Cambridge, July 19, 1776.

GENTLEMEN: I have to acquaint you that we have not met with the wished-for success in raising the company you ordered us to raise in this County. The Militia having been discharged till after harvest, we have not had an opportunity of recruiting the men; add to this, that on my returning from Annapolis, the Cambridge Blues were ordered to march to the straits, where the enemy was said to have landed; unwilling to desert them at a time of danger, I commanded them on that occasion, so that it has not been in my power to exert myself as yet. Mr˙ Lynch has made up his complement; they are here, and are a likely set of men. We have about forty or fifty men engaged; in Somerset there were none willing to engage. I expect some next week from Worcester, I wait to know how many, which, when informed of, shall proceed to Annapolis, to receive your orders whether I shall continue to inlist or not. Our Militia companies will meet next week, when we shall have a better opportunity of completing our number. Could I have engaged to take the men into immediate pay, the company would have been nearly completed. Mr˙ Lynch carries our warrants.

I am, gentlemen, your obedient humble servant,

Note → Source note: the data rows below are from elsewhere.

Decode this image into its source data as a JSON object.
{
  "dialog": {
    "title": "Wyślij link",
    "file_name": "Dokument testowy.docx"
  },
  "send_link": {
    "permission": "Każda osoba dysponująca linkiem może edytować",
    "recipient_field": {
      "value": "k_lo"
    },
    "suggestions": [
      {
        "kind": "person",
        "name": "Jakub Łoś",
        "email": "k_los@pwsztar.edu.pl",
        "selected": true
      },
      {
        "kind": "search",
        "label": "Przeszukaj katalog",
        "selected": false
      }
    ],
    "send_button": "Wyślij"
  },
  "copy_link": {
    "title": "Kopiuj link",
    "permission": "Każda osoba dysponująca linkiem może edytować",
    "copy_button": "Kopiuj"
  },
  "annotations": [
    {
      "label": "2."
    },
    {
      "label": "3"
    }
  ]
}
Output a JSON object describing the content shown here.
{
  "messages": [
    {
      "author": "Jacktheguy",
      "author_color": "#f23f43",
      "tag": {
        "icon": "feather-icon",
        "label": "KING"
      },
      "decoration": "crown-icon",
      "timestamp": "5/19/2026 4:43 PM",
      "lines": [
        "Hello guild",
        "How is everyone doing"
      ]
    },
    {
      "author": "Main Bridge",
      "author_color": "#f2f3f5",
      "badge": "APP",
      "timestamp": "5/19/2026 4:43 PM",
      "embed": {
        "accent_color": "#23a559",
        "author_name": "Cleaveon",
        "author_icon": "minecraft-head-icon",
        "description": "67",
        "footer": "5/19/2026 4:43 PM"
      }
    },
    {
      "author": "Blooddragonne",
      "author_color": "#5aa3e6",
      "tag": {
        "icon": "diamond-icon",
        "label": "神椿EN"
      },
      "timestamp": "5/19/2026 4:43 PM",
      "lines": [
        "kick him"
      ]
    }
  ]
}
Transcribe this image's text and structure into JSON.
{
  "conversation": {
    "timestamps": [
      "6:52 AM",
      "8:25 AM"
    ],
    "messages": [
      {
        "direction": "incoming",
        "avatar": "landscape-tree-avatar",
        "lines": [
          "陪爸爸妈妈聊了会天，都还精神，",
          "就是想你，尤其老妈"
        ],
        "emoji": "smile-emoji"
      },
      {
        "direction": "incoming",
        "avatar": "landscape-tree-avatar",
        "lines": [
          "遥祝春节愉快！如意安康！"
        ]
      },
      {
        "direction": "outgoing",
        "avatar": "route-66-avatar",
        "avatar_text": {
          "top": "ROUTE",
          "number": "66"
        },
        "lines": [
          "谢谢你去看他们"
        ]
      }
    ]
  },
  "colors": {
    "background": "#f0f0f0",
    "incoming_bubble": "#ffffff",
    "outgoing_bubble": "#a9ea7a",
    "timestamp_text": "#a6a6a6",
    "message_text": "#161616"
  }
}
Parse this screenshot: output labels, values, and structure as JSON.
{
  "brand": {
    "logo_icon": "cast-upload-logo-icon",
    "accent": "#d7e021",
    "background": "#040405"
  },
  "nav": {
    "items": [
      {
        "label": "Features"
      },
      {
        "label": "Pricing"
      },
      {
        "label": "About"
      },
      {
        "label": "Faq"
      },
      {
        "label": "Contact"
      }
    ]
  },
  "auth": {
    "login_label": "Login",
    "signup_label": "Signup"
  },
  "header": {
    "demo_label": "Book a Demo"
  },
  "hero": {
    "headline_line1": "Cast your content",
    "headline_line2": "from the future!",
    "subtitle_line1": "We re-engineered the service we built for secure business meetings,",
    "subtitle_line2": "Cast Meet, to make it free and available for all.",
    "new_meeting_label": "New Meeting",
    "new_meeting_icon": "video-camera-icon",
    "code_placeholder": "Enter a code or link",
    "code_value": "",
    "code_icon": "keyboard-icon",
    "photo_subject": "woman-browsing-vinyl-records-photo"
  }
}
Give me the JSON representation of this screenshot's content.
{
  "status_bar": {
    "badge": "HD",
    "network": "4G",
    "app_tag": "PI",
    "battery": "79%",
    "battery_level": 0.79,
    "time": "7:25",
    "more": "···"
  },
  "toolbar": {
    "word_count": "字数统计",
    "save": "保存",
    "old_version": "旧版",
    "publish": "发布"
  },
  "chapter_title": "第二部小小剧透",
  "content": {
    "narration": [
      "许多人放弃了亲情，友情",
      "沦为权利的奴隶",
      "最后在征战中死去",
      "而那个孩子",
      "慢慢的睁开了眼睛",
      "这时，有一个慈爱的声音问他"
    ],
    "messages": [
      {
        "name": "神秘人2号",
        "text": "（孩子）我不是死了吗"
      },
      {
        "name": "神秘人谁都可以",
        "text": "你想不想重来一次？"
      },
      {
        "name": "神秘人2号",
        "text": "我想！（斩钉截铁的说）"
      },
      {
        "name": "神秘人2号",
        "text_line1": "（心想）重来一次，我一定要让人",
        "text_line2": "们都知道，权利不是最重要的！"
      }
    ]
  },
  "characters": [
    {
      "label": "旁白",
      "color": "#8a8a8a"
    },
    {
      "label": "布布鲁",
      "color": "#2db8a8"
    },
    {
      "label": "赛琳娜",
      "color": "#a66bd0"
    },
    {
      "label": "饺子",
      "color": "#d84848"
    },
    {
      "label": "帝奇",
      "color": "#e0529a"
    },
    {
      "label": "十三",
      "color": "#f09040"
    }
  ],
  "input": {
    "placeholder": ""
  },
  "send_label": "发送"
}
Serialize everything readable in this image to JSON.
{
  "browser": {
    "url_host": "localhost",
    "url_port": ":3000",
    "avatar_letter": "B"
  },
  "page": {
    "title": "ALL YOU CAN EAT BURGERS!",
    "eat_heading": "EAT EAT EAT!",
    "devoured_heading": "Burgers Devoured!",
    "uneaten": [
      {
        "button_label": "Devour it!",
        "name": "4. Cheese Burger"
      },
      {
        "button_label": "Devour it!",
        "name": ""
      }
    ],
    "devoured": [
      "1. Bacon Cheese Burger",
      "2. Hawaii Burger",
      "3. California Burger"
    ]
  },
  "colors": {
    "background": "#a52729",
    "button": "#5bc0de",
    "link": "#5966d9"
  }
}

To the Honourable the Council of Safety of Maryland, Annapolis.